### The problem
Scan the entries for "data". Every line that holds it is to be copied.
======== Records for the task
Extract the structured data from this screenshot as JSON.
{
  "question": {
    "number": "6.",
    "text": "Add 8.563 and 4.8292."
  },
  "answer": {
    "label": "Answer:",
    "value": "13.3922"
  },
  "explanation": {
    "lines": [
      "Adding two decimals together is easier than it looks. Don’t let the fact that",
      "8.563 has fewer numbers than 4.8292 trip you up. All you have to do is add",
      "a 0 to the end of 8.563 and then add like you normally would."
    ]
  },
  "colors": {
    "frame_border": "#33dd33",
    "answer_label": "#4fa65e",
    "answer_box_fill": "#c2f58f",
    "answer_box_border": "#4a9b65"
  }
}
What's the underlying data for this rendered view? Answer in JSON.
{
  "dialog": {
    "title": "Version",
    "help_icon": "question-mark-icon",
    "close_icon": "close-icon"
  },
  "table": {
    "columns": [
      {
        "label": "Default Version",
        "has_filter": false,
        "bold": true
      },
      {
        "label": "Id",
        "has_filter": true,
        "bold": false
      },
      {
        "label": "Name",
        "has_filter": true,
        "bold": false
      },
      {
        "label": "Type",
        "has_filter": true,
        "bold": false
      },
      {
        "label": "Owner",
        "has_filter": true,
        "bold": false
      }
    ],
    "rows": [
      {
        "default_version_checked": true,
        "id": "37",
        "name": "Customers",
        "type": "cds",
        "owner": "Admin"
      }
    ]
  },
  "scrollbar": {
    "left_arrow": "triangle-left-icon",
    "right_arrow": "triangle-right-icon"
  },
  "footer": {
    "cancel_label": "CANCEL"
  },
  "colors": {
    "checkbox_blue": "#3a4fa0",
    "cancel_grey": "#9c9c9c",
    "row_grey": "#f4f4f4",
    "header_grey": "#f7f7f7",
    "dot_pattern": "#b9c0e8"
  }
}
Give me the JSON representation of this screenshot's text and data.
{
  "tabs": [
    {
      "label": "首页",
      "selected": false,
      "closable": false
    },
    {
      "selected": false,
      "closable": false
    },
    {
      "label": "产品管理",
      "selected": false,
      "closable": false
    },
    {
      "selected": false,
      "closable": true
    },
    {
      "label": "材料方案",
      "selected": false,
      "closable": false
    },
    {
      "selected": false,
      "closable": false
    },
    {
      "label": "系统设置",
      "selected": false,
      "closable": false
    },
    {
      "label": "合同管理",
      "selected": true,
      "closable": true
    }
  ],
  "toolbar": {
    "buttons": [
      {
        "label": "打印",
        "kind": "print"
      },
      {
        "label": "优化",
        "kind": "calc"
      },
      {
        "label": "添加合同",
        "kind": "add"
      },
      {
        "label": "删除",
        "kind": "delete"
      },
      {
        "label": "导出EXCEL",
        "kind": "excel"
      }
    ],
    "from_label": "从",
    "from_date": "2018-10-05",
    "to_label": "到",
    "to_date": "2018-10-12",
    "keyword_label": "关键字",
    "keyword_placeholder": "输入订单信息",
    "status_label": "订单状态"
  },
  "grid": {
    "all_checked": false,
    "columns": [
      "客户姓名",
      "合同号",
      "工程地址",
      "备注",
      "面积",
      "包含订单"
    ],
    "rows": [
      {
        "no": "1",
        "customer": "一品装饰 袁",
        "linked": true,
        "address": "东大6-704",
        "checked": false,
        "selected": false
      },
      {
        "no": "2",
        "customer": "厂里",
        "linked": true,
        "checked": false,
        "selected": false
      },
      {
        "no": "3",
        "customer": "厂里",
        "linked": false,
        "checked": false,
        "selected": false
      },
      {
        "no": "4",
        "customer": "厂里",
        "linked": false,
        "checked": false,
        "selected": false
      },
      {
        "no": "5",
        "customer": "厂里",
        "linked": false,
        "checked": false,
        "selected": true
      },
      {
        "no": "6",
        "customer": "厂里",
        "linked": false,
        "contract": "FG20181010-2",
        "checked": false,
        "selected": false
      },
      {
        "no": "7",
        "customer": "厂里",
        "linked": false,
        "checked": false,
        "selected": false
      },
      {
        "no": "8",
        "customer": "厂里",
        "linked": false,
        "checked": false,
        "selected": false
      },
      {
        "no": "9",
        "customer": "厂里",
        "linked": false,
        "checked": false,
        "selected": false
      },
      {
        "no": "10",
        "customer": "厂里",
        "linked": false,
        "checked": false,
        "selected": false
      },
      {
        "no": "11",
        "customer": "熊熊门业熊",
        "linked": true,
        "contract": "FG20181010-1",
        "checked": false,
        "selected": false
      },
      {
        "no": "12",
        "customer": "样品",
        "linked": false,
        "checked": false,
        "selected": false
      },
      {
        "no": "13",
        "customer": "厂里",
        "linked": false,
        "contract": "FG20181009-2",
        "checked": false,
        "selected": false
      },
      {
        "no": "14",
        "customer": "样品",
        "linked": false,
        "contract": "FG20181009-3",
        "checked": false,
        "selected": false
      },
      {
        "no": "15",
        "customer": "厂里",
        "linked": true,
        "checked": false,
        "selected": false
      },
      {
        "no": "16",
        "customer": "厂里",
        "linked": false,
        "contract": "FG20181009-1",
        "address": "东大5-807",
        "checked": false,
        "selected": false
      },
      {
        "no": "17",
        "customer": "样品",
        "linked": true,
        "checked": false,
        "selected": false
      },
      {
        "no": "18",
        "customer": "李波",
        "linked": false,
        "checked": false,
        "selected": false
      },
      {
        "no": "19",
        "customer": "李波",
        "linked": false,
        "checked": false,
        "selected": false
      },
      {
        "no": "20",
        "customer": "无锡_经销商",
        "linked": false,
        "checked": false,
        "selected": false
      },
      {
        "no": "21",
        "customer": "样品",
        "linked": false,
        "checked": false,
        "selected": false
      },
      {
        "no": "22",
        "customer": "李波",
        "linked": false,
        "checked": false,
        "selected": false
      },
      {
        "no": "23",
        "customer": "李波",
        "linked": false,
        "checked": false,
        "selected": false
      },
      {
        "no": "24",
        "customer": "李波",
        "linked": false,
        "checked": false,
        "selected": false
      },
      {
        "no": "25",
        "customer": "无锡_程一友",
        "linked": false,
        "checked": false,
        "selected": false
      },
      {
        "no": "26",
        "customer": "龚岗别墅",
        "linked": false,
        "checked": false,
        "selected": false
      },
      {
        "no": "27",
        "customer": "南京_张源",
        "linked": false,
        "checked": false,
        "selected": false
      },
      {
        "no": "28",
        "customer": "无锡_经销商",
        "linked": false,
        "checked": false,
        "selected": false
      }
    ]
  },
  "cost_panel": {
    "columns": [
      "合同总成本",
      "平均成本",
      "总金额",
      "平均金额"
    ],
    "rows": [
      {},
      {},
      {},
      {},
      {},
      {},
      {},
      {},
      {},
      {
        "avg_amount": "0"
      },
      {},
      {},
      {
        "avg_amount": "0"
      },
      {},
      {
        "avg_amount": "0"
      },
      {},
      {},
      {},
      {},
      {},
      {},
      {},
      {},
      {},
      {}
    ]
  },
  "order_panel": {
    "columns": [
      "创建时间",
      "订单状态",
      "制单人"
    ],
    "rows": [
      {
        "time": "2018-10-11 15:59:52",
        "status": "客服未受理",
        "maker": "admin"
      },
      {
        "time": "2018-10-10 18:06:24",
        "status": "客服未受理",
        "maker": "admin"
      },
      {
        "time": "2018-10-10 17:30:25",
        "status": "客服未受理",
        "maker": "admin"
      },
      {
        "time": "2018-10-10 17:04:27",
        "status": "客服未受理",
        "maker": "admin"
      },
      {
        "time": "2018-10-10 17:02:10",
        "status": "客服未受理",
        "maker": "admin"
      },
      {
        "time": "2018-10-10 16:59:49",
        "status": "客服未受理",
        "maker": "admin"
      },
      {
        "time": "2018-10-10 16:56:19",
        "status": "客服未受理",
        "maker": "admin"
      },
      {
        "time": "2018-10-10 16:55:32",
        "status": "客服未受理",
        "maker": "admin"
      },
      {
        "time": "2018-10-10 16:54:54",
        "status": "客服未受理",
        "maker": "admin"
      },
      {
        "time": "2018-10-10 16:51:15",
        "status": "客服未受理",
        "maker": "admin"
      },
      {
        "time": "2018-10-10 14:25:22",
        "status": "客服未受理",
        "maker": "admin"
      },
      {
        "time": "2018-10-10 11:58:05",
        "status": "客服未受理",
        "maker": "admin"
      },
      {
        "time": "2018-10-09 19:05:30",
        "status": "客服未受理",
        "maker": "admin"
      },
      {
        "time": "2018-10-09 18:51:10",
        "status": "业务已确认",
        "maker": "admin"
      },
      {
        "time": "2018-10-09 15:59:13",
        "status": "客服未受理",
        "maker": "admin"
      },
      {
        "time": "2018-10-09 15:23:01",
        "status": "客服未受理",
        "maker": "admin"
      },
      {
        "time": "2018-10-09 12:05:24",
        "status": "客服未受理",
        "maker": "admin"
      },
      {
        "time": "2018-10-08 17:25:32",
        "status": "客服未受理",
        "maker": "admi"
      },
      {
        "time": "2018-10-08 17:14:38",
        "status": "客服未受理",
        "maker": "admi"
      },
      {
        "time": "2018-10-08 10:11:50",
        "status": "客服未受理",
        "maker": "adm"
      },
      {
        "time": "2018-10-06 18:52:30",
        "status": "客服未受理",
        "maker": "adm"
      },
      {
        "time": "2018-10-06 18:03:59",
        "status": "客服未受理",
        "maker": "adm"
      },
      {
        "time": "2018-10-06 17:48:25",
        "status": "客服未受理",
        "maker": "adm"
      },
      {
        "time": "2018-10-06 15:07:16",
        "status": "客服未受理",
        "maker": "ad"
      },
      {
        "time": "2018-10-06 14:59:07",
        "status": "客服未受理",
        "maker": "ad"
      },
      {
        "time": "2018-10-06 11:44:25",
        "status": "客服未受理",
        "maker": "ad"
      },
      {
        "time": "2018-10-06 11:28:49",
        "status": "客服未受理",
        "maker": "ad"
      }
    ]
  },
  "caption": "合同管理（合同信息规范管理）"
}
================
### Solution to this task
Extract the structured data from this screenshot as JSON.
What's the underlying data for this rendered view? Answer in JSON.
Give me the JSON representation of this screenshot's text and data.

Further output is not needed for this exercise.